(Data for review)

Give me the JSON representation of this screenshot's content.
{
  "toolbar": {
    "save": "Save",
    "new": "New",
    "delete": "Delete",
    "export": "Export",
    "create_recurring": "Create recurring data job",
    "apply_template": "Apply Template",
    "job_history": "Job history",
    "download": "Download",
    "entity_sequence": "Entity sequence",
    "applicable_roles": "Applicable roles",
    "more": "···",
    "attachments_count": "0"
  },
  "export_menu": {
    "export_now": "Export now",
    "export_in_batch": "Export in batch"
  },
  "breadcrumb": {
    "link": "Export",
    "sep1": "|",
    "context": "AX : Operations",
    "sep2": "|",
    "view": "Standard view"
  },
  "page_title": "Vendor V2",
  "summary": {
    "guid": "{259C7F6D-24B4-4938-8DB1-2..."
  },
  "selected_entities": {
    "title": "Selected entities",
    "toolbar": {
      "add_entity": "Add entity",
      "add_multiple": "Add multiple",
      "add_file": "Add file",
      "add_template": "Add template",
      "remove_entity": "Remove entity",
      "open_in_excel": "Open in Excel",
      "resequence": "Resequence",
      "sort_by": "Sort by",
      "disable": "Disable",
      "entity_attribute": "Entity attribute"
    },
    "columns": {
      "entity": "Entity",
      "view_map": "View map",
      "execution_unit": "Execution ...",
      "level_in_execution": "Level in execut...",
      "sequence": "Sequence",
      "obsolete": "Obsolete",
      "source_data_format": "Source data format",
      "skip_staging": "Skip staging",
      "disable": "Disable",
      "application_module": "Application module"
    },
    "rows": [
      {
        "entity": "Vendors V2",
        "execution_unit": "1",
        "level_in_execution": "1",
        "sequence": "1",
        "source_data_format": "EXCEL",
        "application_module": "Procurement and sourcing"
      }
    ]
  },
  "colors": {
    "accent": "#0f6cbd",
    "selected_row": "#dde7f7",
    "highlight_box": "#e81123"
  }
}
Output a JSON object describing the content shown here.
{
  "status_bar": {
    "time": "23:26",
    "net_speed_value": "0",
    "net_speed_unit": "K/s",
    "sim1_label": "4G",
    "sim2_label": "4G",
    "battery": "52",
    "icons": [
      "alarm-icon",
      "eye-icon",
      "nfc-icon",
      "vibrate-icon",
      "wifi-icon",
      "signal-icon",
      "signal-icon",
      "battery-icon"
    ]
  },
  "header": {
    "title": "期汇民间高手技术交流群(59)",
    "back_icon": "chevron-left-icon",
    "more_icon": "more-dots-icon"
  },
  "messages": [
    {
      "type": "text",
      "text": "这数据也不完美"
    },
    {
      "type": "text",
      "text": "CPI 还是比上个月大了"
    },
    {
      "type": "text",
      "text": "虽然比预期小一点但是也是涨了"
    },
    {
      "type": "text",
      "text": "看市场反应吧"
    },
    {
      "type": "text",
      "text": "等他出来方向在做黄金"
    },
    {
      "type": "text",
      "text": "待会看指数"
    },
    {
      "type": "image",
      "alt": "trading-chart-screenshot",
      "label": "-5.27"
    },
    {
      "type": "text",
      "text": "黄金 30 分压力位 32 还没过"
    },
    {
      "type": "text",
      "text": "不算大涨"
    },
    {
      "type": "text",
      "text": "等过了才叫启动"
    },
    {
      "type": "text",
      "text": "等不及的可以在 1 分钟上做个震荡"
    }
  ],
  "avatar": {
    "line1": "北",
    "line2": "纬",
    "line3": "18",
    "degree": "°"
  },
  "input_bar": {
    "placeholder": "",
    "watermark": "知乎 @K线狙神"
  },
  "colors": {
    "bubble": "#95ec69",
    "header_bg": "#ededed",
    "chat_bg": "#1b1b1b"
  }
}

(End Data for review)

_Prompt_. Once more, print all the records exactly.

_Result below_.
Give me the JSON representation of this screenshot's content.
{
  "toolbar": {
    "save": "Save",
    "new": "New",
    "delete": "Delete",
    "export": "Export",
    "create_recurring": "Create recurring data job",
    "apply_template": "Apply Template",
    "job_history": "Job history",
    "download": "Download",
    "entity_sequence": "Entity sequence",
    "applicable_roles": "Applicable roles",
    "more": "···",
    "attachments_count": "0"
  },
  "export_menu": {
    "export_now": "Export now",
    "export_in_batch": "Export in batch"
  },
  "breadcrumb": {
    "link": "Export",
    "sep1": "|",
    "context": "AX : Operations",
    "sep2": "|",
    "view": "Standard view"
  },
  "page_title": "Vendor V2",
  "summary": {
    "guid": "{259C7F6D-24B4-4938-8DB1-2..."
  },
  "selected_entities": {
    "title": "Selected entities",
    "toolbar": {
      "add_entity": "Add entity",
      "add_multiple": "Add multiple",
      "add_file": "Add file",
      "add_template": "Add template",
      "remove_entity": "Remove entity",
      "open_in_excel": "Open in Excel",
      "resequence": "Resequence",
      "sort_by": "Sort by",
      "disable": "Disable",
      "entity_attribute": "Entity attribute"
    },
    "columns": {
      "entity": "Entity",
      "view_map": "View map",
      "execution_unit": "Execution ...",
      "level_in_execution": "Level in execut...",
      "sequence": "Sequence",
      "obsolete": "Obsolete",
      "source_data_format": "Source data format",
      "skip_staging": "Skip staging",
      "disable": "Disable",
      "application_module": "Application module"
    },
    "rows": [
      {
        "entity": "Vendors V2",
        "execution_unit": "1",
        "level_in_execution": "1",
        "sequence": "1",
        "source_data_format": "EXCEL",
        "application_module": "Procurement and sourcing"
      }
    ]
  },
  "colors": {
    "accent": "#0f6cbd",
    "selected_row": "#dde7f7",
    "highlight_box": "#e81123"
  }
}
Output a JSON object describing the content shown here.
{
  "status_bar": {
    "time": "23:26",
    "net_speed_value": "0",
    "net_speed_unit": "K/s",
    "sim1_label": "4G",
    "sim2_label": "4G",
    "battery": "52",
    "icons": [
      "alarm-icon",
      "eye-icon",
      "nfc-icon",
      "vibrate-icon",
      "wifi-icon",
      "signal-icon",
      "signal-icon",
      "battery-icon"
    ]
  },
  "header": {
    "title": "期汇民间高手技术交流群(59)",
    "back_icon": "chevron-left-icon",
    "more_icon": "more-dots-icon"
  },
  "messages": [
    {
      "type": "text",
      "text": "这数据也不完美"
    },
    {
      "type": "text",
      "text": "CPI 还是比上个月大了"
    },
    {
      "type": "text",
      "text": "虽然比预期小一点但是也是涨了"
    },
    {
      "type": "text",
      "text": "看市场反应吧"
    },
    {
      "type": "text",
      "text": "等他出来方向在做黄金"
    },
    {
      "type": "text",
      "text": "待会看指数"
    },
    {
      "type": "image",
      "alt": "trading-chart-screenshot",
      "label": "-5.27"
    },
    {
      "type": "text",
      "text": "黄金 30 分压力位 32 还没过"
    },
    {
      "type": "text",
      "text": "不算大涨"
    },
    {
      "type": "text",
      "text": "等过了才叫启动"
    },
    {
      "type": "text",
      "text": "等不及的可以在 1 分钟上做个震荡"
    }
  ],
  "avatar": {
    "line1": "北",
    "line2": "纬",
    "line3": "18",
    "degree": "°"
  },
  "input_bar": {
    "placeholder": "",
    "watermark": "知乎 @K线狙神"
  },
  "colors": {
    "bubble": "#95ec69",
    "header_bg": "#ededed",
    "chat_bg": "#1b1b1b"
  }
}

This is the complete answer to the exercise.